▶ _Task instructions_
Scan the lines below for the string "icon" and copy every one that has it.

[App and web page records]
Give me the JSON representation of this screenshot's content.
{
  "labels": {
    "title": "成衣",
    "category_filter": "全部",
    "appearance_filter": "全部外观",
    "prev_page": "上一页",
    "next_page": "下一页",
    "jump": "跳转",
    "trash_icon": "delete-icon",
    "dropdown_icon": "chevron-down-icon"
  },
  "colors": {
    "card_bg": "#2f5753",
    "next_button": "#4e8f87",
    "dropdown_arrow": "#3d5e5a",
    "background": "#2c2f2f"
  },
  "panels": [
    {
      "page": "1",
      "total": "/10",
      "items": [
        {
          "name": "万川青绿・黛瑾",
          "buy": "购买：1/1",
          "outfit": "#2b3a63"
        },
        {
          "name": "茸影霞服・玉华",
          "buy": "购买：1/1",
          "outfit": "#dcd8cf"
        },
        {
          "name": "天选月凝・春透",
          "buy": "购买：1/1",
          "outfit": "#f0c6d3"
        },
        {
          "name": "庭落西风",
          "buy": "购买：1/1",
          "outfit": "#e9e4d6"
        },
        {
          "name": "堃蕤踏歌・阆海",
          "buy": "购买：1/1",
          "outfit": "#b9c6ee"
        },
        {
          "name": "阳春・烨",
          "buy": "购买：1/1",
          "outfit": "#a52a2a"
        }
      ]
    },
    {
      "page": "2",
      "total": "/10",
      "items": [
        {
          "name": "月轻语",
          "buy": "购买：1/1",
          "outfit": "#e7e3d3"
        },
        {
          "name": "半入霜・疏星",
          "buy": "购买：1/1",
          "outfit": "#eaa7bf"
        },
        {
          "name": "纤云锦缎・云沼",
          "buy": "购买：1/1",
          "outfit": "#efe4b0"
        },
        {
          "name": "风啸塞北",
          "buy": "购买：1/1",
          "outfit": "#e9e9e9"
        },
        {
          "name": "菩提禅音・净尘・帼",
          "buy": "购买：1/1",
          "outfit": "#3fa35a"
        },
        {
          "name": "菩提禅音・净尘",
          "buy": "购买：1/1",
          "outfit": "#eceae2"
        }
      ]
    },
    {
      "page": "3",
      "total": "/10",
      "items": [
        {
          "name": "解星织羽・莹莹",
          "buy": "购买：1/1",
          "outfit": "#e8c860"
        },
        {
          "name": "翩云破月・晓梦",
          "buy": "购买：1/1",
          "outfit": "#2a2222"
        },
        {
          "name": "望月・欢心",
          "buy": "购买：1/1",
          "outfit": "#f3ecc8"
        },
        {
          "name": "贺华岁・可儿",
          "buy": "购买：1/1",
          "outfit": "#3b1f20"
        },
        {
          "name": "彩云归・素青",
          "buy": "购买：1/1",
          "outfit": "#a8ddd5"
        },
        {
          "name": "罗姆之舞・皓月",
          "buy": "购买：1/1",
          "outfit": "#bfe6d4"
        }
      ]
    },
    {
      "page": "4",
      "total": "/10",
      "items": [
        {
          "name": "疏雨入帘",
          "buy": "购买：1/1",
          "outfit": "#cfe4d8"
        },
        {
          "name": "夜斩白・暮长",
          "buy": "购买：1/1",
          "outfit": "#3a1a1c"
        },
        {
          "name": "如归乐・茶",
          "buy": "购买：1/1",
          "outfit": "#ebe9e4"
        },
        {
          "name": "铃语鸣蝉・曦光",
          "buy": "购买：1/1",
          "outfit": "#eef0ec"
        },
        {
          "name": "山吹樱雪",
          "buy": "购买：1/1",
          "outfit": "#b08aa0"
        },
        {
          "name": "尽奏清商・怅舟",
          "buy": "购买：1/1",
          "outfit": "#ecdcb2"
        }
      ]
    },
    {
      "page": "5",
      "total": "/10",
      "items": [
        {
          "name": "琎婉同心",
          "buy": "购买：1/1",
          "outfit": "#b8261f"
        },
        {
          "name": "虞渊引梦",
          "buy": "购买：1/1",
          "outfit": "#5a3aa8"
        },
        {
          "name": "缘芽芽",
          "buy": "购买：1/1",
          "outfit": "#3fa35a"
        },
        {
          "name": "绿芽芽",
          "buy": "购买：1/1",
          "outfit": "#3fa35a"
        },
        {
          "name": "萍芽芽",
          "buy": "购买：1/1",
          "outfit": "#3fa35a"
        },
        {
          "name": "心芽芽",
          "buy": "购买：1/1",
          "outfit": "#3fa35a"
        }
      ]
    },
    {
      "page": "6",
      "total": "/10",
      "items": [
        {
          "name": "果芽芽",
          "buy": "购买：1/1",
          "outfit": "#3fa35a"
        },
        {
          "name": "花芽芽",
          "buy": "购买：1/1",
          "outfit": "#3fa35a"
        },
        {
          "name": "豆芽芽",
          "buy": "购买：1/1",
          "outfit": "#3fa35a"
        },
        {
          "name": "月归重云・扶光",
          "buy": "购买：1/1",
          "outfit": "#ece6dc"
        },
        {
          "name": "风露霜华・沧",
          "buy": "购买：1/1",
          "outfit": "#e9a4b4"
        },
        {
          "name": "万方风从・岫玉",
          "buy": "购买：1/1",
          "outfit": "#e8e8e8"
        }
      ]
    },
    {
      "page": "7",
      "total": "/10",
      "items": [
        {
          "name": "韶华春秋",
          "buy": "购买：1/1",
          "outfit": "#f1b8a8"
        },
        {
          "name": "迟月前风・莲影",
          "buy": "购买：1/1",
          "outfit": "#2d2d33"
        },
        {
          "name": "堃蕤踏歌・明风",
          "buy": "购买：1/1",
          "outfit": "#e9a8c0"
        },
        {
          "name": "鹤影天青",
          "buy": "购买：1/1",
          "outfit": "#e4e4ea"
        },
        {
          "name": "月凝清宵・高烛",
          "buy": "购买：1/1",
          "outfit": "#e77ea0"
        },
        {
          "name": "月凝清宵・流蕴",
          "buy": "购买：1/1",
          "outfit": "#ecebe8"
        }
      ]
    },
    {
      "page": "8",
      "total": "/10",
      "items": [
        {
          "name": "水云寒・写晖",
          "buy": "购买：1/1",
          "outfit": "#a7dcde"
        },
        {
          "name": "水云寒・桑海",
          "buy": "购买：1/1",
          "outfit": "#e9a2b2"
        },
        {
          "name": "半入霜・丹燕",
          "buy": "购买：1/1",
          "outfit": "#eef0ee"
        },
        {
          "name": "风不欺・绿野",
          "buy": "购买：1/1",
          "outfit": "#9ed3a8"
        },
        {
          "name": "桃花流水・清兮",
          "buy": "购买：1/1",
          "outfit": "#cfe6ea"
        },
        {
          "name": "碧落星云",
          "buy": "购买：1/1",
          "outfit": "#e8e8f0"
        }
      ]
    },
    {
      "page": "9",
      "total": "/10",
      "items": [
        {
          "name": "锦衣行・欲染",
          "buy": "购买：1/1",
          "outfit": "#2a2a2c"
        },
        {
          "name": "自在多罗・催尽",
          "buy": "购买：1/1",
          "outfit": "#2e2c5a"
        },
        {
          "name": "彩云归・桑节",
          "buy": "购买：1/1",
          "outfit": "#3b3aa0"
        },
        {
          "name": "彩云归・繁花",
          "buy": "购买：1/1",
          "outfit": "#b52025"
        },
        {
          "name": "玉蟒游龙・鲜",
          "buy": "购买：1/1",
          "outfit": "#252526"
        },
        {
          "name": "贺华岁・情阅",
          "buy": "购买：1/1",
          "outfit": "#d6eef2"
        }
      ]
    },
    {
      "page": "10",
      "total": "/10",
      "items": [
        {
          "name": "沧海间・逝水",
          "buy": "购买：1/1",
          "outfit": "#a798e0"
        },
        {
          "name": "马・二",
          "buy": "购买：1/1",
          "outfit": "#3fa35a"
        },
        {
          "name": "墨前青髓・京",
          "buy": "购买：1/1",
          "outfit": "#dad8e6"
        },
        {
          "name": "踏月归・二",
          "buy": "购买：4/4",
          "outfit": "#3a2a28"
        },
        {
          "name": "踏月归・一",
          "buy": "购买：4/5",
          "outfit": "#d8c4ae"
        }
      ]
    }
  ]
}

▶ _Solution below_
    "trash_icon": "delete-icon",
    "dropdown_icon": "chevron-down-icon"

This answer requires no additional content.